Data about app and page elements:
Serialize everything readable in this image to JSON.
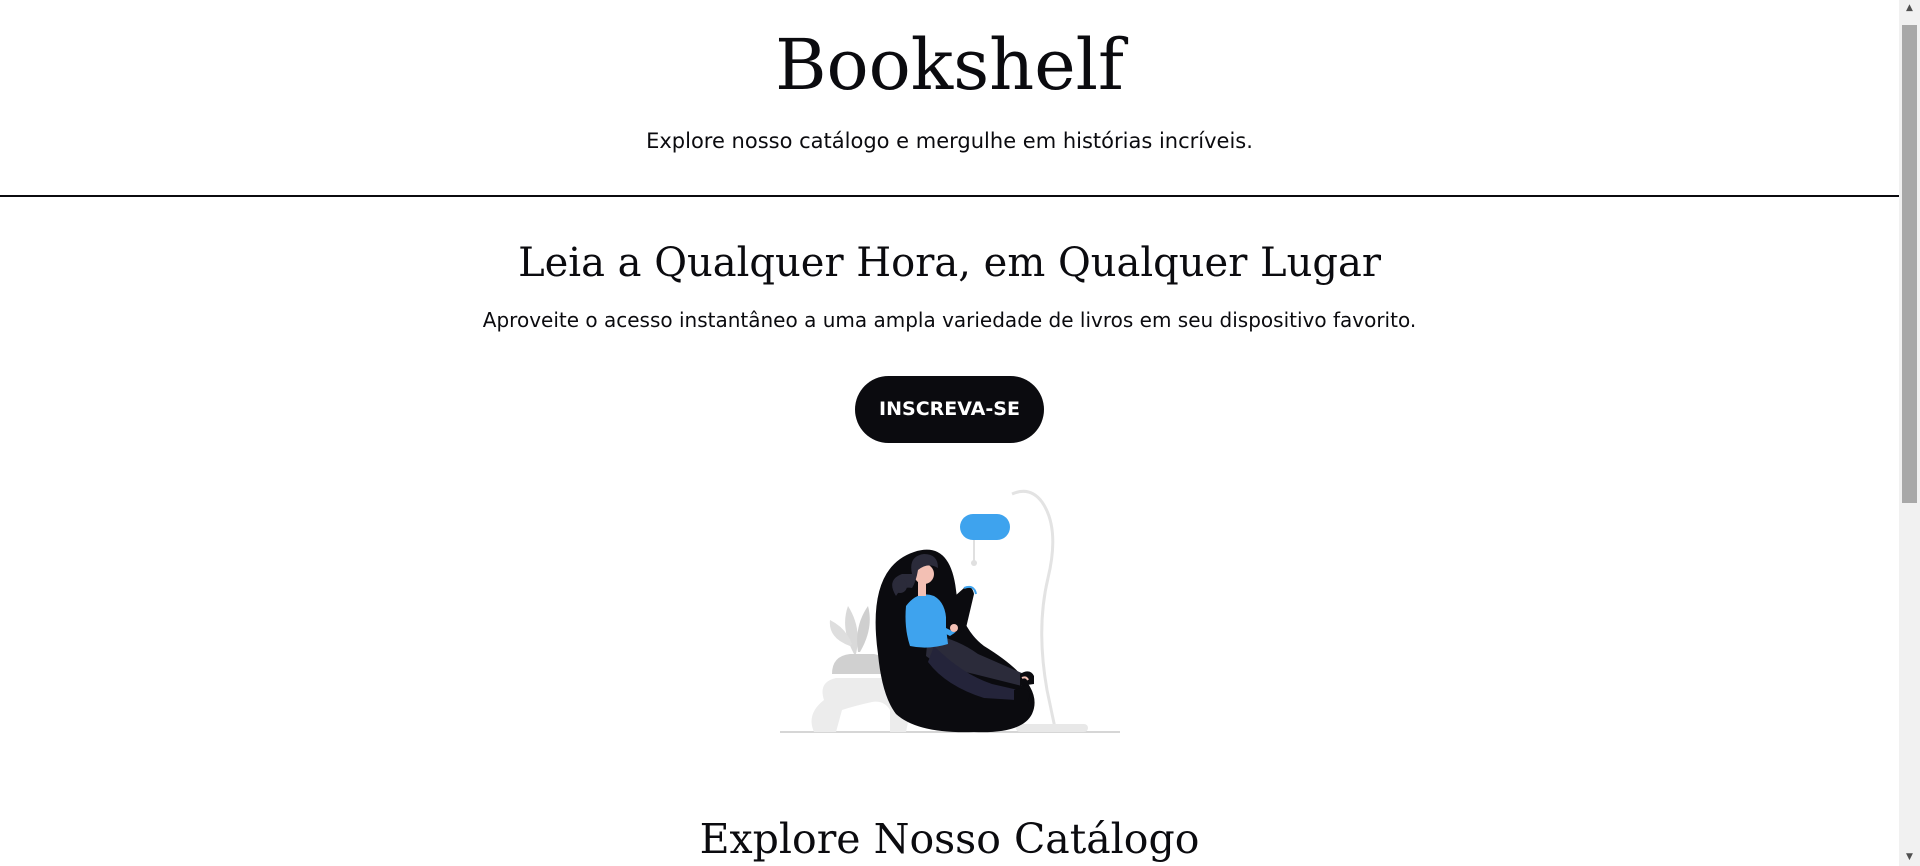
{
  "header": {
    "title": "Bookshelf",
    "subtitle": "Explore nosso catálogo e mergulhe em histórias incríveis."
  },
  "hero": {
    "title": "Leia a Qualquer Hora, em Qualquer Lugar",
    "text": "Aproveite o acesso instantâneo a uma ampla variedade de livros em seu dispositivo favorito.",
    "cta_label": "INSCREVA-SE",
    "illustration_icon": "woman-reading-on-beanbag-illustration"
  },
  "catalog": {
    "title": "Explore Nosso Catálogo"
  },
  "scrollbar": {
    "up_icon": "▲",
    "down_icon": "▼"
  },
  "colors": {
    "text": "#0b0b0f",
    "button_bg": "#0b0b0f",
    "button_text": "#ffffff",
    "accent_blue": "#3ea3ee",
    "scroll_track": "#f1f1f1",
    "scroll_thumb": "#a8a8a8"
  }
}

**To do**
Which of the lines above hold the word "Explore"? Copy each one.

**Reply**
    "subtitle": "Explore nosso catálogo e mergulhe em histórias incríveis."
    "title": "Explore Nosso Catálogo"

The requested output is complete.